Like Liz, a lot of our friends and colleagues want a richer spiritual experience, but they aren't looking for it in the church. It's in the ashram that Liz feels that she grows spiritually. By the end of her stay (1) she forgives her ex-husband (and herself), (2) she learns to enjoy her own company, and (3) she experiences spiritual power and a brief blissful "union" with all that exists.
"So I stood up and did a handstand on my Guru's roof, to celebrate the notion of liberation," she writes. "I felt the dusty tiles under my hands. I felt my own strength and balance. ? That's the joy of a mortal body. And that's why God needs us. Because God loves to feel things through our hands."
My reaction? It's beautiful, powerful, moving. But is the picture of God real? Or is it pop psychology based on warm vibrations? If Jesus had not come, this glimpse of God might be the best we could hope for. But the amazing news is that God not only shines in glory - as Liz testifies - but also walks in dust and hangs in blood because he values us that much. Not just disembodied bliss, He draws us into a true story. He establishes our loves on a foundation that is real. We can make lasting commitments because God has made a lasting commitment to us. We can go from the ecstasy to the everyday world because he did.
Stylistically, Liz' story is a joy - the verbs leap, the metaphors quiver, the longing pulsates. And the spiritual fervor is challenging. "I remember kneeling down one morning?and muttering to my creator, ?Oh, I dunno what I need?but you must have some ideas?so just do something about it, would you?'" Liz prays.
Then she comments, "You can imagine God regarding that prayer with an arched eyebrow and sending back this message: ?Call me again when you decide to get serious about this.'"
Read the book.

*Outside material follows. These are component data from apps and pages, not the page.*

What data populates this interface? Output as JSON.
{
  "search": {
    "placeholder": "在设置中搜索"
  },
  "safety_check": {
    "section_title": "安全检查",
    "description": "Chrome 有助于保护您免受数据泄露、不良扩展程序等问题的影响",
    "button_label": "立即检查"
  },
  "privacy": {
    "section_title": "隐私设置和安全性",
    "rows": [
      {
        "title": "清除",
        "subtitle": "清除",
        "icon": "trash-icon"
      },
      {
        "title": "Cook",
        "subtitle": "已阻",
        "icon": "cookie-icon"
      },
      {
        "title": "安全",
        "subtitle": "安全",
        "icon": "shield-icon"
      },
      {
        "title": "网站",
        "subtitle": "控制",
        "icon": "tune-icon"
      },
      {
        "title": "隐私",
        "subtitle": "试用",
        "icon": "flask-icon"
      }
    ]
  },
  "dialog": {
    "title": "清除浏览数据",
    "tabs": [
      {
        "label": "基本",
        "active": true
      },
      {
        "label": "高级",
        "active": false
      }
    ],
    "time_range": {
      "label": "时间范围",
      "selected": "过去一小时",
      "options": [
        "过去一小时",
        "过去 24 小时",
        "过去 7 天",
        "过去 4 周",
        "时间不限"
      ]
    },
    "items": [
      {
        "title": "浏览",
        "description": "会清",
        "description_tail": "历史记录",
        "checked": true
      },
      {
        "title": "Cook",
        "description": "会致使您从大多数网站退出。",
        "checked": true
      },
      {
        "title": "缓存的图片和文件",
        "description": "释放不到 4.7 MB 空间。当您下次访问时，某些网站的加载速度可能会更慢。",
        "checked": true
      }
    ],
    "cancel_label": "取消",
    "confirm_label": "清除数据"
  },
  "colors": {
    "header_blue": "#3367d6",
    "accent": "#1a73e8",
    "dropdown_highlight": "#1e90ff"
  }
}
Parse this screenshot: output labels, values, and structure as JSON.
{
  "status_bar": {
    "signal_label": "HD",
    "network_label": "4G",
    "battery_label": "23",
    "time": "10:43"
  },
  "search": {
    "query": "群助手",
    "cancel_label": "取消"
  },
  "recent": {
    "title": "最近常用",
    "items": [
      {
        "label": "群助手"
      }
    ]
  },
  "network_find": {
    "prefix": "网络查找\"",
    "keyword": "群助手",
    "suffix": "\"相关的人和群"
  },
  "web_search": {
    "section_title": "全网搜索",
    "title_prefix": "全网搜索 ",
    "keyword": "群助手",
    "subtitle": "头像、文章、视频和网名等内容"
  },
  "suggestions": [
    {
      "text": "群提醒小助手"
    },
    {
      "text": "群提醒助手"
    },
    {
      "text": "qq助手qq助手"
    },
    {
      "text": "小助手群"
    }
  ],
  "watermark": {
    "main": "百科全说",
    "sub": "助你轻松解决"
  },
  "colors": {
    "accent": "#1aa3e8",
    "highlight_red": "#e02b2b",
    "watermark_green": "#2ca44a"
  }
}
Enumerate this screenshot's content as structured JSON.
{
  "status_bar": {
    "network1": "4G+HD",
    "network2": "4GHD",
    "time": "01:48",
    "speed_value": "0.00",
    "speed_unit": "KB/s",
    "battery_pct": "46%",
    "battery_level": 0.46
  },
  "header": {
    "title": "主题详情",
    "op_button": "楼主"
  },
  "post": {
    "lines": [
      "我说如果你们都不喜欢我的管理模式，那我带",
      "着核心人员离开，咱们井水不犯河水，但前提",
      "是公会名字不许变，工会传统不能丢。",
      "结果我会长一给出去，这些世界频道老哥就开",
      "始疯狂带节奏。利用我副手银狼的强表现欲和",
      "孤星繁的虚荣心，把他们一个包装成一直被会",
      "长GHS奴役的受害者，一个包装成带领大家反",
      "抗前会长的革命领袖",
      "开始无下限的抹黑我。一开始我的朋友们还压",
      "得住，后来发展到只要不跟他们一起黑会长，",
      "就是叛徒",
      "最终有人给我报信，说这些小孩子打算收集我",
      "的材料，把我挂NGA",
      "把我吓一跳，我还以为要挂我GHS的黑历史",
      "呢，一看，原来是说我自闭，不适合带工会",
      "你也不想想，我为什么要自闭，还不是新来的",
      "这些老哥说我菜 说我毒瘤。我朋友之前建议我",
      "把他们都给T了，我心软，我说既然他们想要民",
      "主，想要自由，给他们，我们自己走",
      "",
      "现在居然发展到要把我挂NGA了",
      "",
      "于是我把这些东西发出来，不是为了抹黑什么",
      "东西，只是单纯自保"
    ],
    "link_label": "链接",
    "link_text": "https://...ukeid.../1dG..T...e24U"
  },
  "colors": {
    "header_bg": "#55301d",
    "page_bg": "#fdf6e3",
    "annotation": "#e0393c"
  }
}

Or just think about the spiritual hunger that hums around you. Then listen to your neighbor. She may be more famished for God than you think.